***** EXTRACTED MATERIAL

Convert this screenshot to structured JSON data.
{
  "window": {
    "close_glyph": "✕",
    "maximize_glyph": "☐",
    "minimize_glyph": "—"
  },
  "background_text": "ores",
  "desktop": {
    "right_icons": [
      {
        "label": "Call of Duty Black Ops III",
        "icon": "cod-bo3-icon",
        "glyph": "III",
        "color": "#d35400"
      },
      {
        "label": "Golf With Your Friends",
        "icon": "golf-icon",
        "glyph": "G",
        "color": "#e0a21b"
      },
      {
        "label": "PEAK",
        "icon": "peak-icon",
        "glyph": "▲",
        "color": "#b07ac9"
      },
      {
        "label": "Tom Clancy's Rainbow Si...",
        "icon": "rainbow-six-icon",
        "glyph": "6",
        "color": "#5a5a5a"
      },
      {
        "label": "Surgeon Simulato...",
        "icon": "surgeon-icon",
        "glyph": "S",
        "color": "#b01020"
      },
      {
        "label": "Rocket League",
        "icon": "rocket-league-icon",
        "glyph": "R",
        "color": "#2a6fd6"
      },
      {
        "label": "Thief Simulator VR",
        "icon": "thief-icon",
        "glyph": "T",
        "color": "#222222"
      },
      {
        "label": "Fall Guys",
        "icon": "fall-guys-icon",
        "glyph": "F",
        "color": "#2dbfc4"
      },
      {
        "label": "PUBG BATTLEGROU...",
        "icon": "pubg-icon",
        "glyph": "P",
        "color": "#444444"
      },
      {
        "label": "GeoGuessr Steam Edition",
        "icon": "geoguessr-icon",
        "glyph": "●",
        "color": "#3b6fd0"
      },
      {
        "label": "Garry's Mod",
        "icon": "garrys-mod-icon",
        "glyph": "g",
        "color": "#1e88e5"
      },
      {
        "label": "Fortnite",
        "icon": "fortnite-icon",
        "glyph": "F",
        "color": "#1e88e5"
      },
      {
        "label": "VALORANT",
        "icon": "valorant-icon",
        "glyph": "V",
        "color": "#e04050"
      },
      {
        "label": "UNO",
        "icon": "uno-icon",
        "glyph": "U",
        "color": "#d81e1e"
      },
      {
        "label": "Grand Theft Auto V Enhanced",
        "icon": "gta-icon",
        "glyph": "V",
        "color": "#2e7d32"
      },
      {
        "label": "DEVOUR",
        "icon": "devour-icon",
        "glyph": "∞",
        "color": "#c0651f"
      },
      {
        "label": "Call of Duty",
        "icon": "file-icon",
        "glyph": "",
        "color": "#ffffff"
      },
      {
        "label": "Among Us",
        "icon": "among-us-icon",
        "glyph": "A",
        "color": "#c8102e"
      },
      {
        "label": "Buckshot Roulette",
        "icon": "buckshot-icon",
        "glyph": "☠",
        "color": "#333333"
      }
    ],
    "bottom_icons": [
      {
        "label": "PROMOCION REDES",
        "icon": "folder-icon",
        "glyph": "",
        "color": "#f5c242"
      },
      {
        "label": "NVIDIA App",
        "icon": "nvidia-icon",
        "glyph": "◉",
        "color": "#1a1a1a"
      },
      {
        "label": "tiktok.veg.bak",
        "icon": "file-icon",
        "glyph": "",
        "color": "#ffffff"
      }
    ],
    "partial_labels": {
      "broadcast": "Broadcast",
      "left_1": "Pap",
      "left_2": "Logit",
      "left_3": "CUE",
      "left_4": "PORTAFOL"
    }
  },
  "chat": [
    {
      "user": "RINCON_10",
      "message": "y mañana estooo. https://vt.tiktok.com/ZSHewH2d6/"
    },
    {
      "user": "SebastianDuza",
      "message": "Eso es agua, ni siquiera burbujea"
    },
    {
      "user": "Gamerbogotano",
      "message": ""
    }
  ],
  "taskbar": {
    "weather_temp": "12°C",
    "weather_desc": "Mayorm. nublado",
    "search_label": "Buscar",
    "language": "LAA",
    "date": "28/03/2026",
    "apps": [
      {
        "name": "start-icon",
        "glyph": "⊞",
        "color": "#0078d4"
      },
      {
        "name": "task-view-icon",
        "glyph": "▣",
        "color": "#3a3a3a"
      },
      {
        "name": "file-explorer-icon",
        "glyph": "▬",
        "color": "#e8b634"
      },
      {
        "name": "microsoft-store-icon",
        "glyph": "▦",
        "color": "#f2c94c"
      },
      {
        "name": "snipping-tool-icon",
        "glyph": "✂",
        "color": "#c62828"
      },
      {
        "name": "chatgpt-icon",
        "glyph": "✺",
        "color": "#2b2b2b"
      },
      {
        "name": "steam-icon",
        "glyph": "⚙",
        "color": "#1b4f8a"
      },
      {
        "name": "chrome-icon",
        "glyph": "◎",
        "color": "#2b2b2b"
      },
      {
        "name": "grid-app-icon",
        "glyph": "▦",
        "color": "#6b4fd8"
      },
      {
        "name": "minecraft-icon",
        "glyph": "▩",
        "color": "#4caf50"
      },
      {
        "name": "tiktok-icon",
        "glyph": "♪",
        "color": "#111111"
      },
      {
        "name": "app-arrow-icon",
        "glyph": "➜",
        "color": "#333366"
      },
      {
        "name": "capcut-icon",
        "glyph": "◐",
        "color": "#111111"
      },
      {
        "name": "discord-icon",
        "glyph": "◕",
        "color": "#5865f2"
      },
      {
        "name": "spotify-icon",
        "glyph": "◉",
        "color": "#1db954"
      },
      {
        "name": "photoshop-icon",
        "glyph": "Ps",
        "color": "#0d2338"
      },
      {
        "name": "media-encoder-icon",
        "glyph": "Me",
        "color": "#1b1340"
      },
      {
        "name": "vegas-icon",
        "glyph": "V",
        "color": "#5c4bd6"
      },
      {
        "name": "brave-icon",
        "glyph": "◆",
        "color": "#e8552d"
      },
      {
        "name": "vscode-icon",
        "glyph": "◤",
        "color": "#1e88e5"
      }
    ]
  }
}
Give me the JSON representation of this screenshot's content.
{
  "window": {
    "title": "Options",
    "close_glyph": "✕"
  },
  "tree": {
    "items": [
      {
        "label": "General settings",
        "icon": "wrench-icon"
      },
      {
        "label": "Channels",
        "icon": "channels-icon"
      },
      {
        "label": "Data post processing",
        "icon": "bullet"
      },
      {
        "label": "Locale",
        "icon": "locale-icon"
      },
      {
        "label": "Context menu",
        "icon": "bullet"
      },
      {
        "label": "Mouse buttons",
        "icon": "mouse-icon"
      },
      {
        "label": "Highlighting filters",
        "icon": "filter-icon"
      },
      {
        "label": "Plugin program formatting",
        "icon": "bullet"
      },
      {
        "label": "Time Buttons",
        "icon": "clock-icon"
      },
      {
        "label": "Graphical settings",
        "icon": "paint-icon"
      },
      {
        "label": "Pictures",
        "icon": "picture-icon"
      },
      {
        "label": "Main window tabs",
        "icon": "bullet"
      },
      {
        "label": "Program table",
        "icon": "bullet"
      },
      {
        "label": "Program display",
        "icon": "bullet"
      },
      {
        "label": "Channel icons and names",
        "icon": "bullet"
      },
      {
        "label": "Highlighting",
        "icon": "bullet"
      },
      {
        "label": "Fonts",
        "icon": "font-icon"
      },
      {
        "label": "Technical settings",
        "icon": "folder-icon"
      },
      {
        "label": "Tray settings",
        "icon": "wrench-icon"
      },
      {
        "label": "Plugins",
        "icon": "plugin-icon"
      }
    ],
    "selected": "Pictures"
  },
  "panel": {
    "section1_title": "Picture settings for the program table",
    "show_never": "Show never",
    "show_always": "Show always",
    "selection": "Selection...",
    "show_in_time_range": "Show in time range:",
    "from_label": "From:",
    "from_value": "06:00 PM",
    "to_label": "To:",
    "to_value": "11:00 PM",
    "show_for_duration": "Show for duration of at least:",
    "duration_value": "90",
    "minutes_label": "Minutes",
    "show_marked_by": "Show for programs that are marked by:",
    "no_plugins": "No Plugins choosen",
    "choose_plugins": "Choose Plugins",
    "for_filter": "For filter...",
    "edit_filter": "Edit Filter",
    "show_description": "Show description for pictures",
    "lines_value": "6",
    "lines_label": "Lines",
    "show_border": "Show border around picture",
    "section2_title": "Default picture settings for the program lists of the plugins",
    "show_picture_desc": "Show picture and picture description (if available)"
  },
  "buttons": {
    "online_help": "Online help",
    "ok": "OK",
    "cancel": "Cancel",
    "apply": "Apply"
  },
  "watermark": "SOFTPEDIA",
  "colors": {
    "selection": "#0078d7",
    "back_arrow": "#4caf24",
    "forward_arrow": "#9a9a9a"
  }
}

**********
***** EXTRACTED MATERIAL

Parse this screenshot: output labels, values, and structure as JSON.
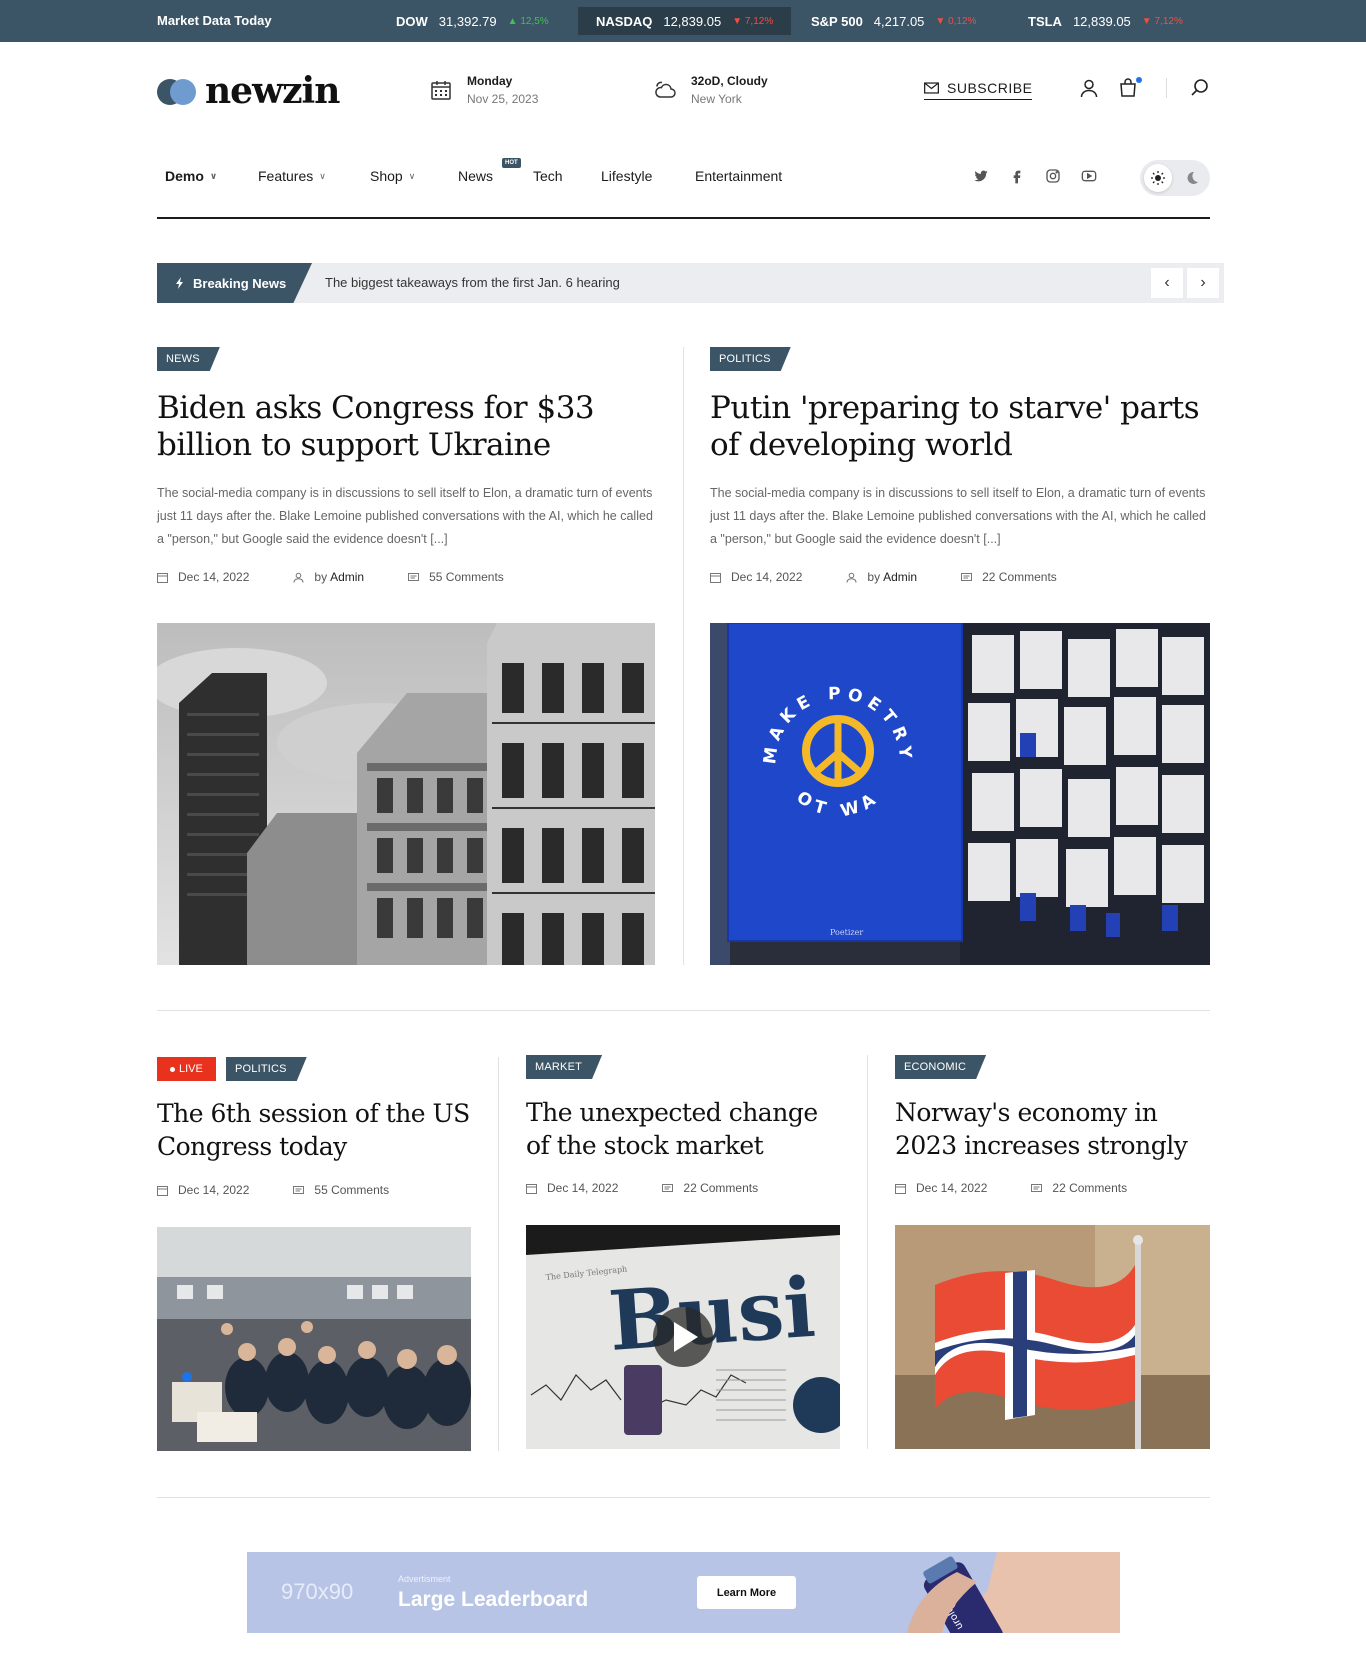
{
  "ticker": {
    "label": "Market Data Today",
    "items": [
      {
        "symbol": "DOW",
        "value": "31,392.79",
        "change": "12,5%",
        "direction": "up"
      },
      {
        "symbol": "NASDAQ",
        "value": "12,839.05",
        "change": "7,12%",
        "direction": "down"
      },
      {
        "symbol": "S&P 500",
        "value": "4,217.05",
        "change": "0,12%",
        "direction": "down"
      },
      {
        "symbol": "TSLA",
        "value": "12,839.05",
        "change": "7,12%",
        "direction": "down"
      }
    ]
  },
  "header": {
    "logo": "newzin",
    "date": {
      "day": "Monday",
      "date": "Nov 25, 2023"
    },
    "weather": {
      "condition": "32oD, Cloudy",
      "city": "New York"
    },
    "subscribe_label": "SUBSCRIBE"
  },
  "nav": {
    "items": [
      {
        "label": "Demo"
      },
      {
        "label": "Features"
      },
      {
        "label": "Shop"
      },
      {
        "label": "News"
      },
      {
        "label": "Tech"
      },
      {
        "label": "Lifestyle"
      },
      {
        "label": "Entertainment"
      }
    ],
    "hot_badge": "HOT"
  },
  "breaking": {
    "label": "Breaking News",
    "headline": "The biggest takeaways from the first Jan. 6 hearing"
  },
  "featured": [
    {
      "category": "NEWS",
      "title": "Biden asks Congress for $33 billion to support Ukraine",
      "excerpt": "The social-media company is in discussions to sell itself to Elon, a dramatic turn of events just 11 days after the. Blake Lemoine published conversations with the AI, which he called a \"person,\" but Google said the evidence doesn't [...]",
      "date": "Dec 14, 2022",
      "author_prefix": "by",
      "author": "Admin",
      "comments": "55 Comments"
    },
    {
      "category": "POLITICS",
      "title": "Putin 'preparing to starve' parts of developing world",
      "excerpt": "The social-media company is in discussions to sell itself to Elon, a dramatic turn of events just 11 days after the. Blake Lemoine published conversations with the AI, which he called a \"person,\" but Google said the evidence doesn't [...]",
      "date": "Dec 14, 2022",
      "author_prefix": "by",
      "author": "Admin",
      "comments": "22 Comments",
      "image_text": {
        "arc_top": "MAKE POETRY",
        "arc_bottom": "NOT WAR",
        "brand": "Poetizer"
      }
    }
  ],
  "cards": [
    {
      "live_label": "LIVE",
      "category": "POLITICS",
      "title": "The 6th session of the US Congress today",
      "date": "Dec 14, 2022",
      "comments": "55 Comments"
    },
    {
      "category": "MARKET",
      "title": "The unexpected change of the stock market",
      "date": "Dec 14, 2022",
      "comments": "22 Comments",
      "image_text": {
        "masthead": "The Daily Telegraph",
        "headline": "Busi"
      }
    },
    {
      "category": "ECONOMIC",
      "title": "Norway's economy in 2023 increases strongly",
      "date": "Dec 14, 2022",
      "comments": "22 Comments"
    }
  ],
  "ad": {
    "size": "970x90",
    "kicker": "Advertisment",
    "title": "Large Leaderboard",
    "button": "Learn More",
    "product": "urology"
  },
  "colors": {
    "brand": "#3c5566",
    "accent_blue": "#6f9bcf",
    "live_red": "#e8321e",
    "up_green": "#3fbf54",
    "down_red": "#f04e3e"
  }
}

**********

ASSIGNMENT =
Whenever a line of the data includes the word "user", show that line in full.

THE COMPLETED TASK =
      "user": "RINCON_10",
      "user": "SebastianDuza",
      "user": "Gamerbogotano",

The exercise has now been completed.